Director David Fincher has been a long-time devotee of Alfred Hitchcock and his latest work seems to be the ultimate love letter to the ‘master of suspense’.
Although no stranger to dark crime dramas – such as Seven (1995) and Zodiac (2007) – Fincher has never really explored the mind of a killer, instead opting to craft impeccable procedurals, filled with dread.
His latest, an adaptation of Gillian Flynn’s best-selling novel, explores what happens when a marriage turns particularly sour: Nick and Amy Dunne (Ben Affleck and Rosamund Pike) have relocated to recession-hit Missouri and when the latter goes missing things really kick off.
To say much more about the plot is tricky because the narrative is filled with startling developments and many hidden pleasures. Even those who have read the book will savour the many twists, turns and dark humour that Fincher puts on screen.
It is some achievement that the director and novelist, adapting her own book, manage to juggle so many plot strands and characters, who include Nick’s loyal sister (Carrie Coon), a local detective (Kim Dickens), Amy’s rich ex-boyfriend (Neil Patrick Harris) and a superstar attorney (Tyler Perry).
That they do so with such precision and skill, will delight fans of the director and the book, but it also marks new ground for one of finest directors working in Hollywood. Previously his films have mainly explored male points of view, but here he delves into the dynamics of men and women.
The institution of marriage, especially the notion of a ‘perfect couple’, is by the end of the movie so prodded and pulled apart that by the end it feels like one of John Doe’s victims in Seven.
Modern, tabloid news coverage is also dissected with a knowing, penetrating wit. Often, the media circus surrounding the case of Nick and the missing ‘Amazing Amy’ resembles the climax of Billy Wilder’s Ace in the Hole (1951), another example of a master auteur and satirist.
However, all roads seem to lead back to Hitchcock. There are so many of his tropes on display here: a ‘wrong man’ setup; an icy blonde; carefully controlled dolly shots and pans; an important shower scene; even sections that resemble the wilder elements of Vertigo (1958) and Marnie (1964).
Unlike some of Brian De Palma’s work, this is more than an elaborate homage: the flashbacks and shifts in perspective provide a solid foundation for the cast to do some of the best work of their careers.
Affleck is perfectly cast and pulls off a role that is trickier than it might appear at first; Pike reveals hidden depths after a recent run of supporting turns; Tyler Perry is a deeply unexpected delight, whilst the rest of the cast all fit neatly into the world Fincher has sculpted.
Trent Reznor’s haunting electronic score adds a rich aural flavour to proceedings, whilst DP Jeff Cronenweth helps provide the customary dark palette that Fincher is so fond of.

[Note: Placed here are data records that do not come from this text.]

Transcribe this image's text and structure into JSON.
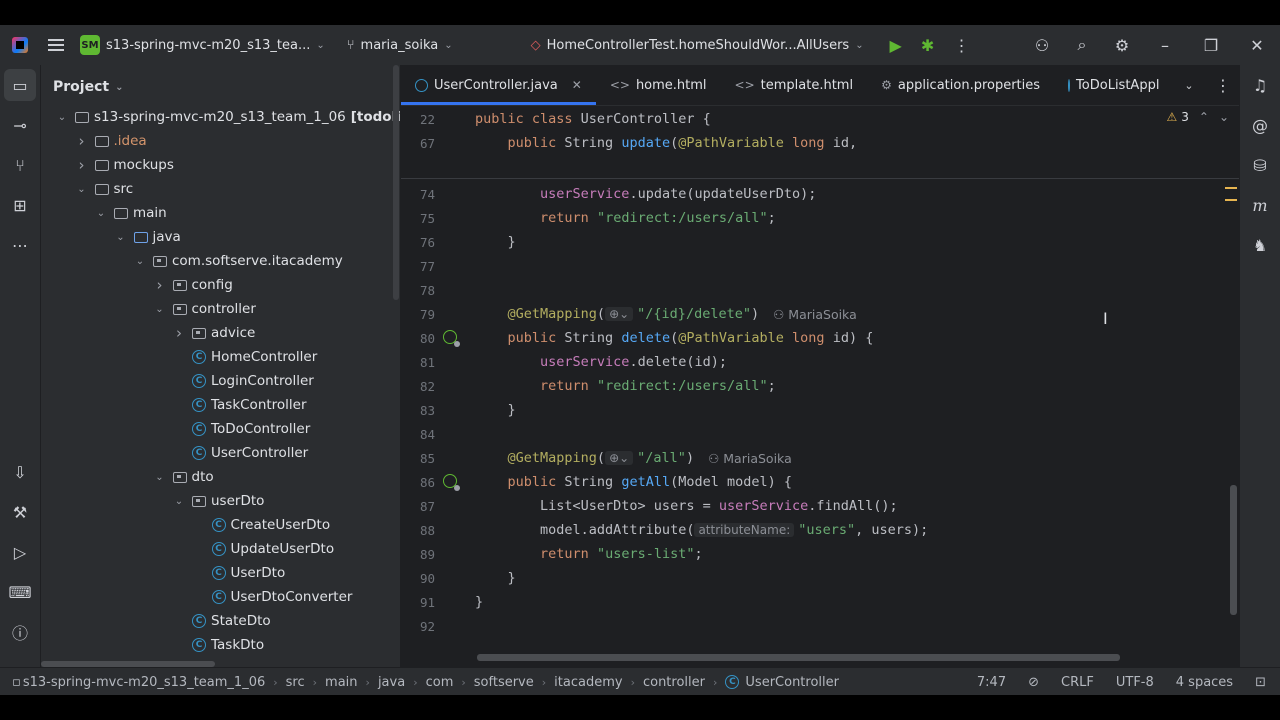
{
  "titlebar": {
    "project_badge": "SM",
    "project_name": "s13-spring-mvc-m20_s13_tea...",
    "vcs_branch": "maria_soika",
    "run_config": "HomeControllerTest.homeShouldWor...AllUsers"
  },
  "project_panel": {
    "title": "Project",
    "tree": [
      {
        "label": "s13-spring-mvc-m20_s13_team_1_06",
        "suffix": "[todolist]",
        "indent": 0,
        "arrow": "down",
        "icon": "folder"
      },
      {
        "label": ".idea",
        "indent": 1,
        "arrow": "right",
        "icon": "folder",
        "color": "orange"
      },
      {
        "label": "mockups",
        "indent": 1,
        "arrow": "right",
        "icon": "folder"
      },
      {
        "label": "src",
        "indent": 1,
        "arrow": "down",
        "icon": "folder"
      },
      {
        "label": "main",
        "indent": 2,
        "arrow": "down",
        "icon": "folder"
      },
      {
        "label": "java",
        "indent": 3,
        "arrow": "down",
        "icon": "src-folder"
      },
      {
        "label": "com.softserve.itacademy",
        "indent": 4,
        "arrow": "down",
        "icon": "package"
      },
      {
        "label": "config",
        "indent": 5,
        "arrow": "right",
        "icon": "package"
      },
      {
        "label": "controller",
        "indent": 5,
        "arrow": "down",
        "icon": "package"
      },
      {
        "label": "advice",
        "indent": 6,
        "arrow": "right",
        "icon": "package"
      },
      {
        "label": "HomeController",
        "indent": 6,
        "arrow": "none",
        "icon": "class"
      },
      {
        "label": "LoginController",
        "indent": 6,
        "arrow": "none",
        "icon": "class"
      },
      {
        "label": "TaskController",
        "indent": 6,
        "arrow": "none",
        "icon": "class"
      },
      {
        "label": "ToDoController",
        "indent": 6,
        "arrow": "none",
        "icon": "class"
      },
      {
        "label": "UserController",
        "indent": 6,
        "arrow": "none",
        "icon": "class"
      },
      {
        "label": "dto",
        "indent": 5,
        "arrow": "down",
        "icon": "package"
      },
      {
        "label": "userDto",
        "indent": 6,
        "arrow": "down",
        "icon": "package"
      },
      {
        "label": "CreateUserDto",
        "indent": 7,
        "arrow": "none",
        "icon": "class"
      },
      {
        "label": "UpdateUserDto",
        "indent": 7,
        "arrow": "none",
        "icon": "class"
      },
      {
        "label": "UserDto",
        "indent": 7,
        "arrow": "none",
        "icon": "class"
      },
      {
        "label": "UserDtoConverter",
        "indent": 7,
        "arrow": "none",
        "icon": "class"
      },
      {
        "label": "StateDto",
        "indent": 6,
        "arrow": "none",
        "icon": "class"
      },
      {
        "label": "TaskDto",
        "indent": 6,
        "arrow": "none",
        "icon": "class"
      }
    ]
  },
  "editor": {
    "tabs": [
      {
        "label": "UserController.java",
        "icon": "class",
        "active": true,
        "closable": true
      },
      {
        "label": "home.html",
        "icon": "html"
      },
      {
        "label": "template.html",
        "icon": "html"
      },
      {
        "label": "application.properties",
        "icon": "properties"
      },
      {
        "label": "ToDoListAppl",
        "icon": "class"
      }
    ],
    "warnings_count": "3",
    "sticky_lines": [
      {
        "n": "22",
        "tokens": [
          [
            "kw",
            "public class "
          ],
          [
            "src",
            "UserController {"
          ]
        ]
      },
      {
        "n": "67",
        "tokens": [
          [
            "src",
            "    "
          ],
          [
            "kw",
            "public "
          ],
          [
            "src",
            "String "
          ],
          [
            "fn",
            "update"
          ],
          [
            "src",
            "("
          ],
          [
            "an",
            "@PathVariable "
          ],
          [
            "kw",
            "long "
          ],
          [
            "src",
            "id,"
          ]
        ]
      }
    ],
    "lines": [
      {
        "n": "74",
        "tokens": [
          [
            "src",
            "        "
          ],
          [
            "fld",
            "userService"
          ],
          [
            "src",
            ".update(updateUserDto);"
          ]
        ]
      },
      {
        "n": "75",
        "tokens": [
          [
            "src",
            "        "
          ],
          [
            "kw",
            "return "
          ],
          [
            "str",
            "\"redirect:/users/all\""
          ],
          [
            "src",
            ";"
          ]
        ]
      },
      {
        "n": "76",
        "tokens": [
          [
            "src",
            "    }"
          ]
        ]
      },
      {
        "n": "77",
        "tokens": []
      },
      {
        "n": "78",
        "tokens": []
      },
      {
        "n": "79",
        "tokens": [
          [
            "src",
            "    "
          ],
          [
            "an",
            "@GetMapping"
          ],
          [
            "src",
            "("
          ],
          [
            "hint",
            "⊕⌄"
          ],
          [
            "str",
            "\"/{id}/delete\""
          ],
          [
            "src",
            ")"
          ],
          [
            "author",
            "MariaSoika"
          ]
        ]
      },
      {
        "n": "80",
        "gutter": "spring",
        "tokens": [
          [
            "src",
            "    "
          ],
          [
            "kw",
            "public "
          ],
          [
            "src",
            "String "
          ],
          [
            "fn",
            "delete"
          ],
          [
            "src",
            "("
          ],
          [
            "an",
            "@PathVariable "
          ],
          [
            "kw",
            "long "
          ],
          [
            "src",
            "id) {"
          ]
        ]
      },
      {
        "n": "81",
        "tokens": [
          [
            "src",
            "        "
          ],
          [
            "fld",
            "userService"
          ],
          [
            "src",
            ".delete(id);"
          ]
        ]
      },
      {
        "n": "82",
        "tokens": [
          [
            "src",
            "        "
          ],
          [
            "kw",
            "return "
          ],
          [
            "str",
            "\"redirect:/users/all\""
          ],
          [
            "src",
            ";"
          ]
        ]
      },
      {
        "n": "83",
        "tokens": [
          [
            "src",
            "    }"
          ]
        ]
      },
      {
        "n": "84",
        "tokens": []
      },
      {
        "n": "85",
        "tokens": [
          [
            "src",
            "    "
          ],
          [
            "an",
            "@GetMapping"
          ],
          [
            "src",
            "("
          ],
          [
            "hint",
            "⊕⌄"
          ],
          [
            "str",
            "\"/all\""
          ],
          [
            "src",
            ")"
          ],
          [
            "author",
            "MariaSoika"
          ]
        ]
      },
      {
        "n": "86",
        "gutter": "spring",
        "tokens": [
          [
            "src",
            "    "
          ],
          [
            "kw",
            "public "
          ],
          [
            "src",
            "String "
          ],
          [
            "fn",
            "getAll"
          ],
          [
            "src",
            "(Model model) {"
          ]
        ]
      },
      {
        "n": "87",
        "tokens": [
          [
            "src",
            "        List<UserDto> users = "
          ],
          [
            "fld",
            "userService"
          ],
          [
            "src",
            ".findAll();"
          ]
        ]
      },
      {
        "n": "88",
        "tokens": [
          [
            "src",
            "        model.addAttribute("
          ],
          [
            "hint",
            "attributeName:"
          ],
          [
            "str",
            "\"users\""
          ],
          [
            "src",
            ", users);"
          ]
        ]
      },
      {
        "n": "89",
        "tokens": [
          [
            "src",
            "        "
          ],
          [
            "kw",
            "return "
          ],
          [
            "str",
            "\"users-list\""
          ],
          [
            "src",
            ";"
          ]
        ]
      },
      {
        "n": "90",
        "tokens": [
          [
            "src",
            "    }"
          ]
        ]
      },
      {
        "n": "91",
        "tokens": [
          [
            "src",
            "}"
          ]
        ]
      },
      {
        "n": "92",
        "tokens": []
      }
    ]
  },
  "statusbar": {
    "breadcrumbs": [
      "s13-spring-mvc-m20_s13_team_1_06",
      "src",
      "main",
      "java",
      "com",
      "softserve",
      "itacademy",
      "controller",
      "UserController"
    ],
    "position": "7:47",
    "line_ending": "CRLF",
    "encoding": "UTF-8",
    "indent": "4 spaces"
  },
  "colors": {
    "accent": "#3574f0",
    "keyword": "#cf8e6d",
    "string": "#6aab73",
    "function": "#56a8f5",
    "annotation": "#b3ae60",
    "field": "#c77dbb"
  }
}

Gone Girl is the kind of film that needs to seen again and perhaps demands another review with spoilers, for a full discussion of its many qualities. But for the moment, it is a film you should definitely see, one of the best of the year so far.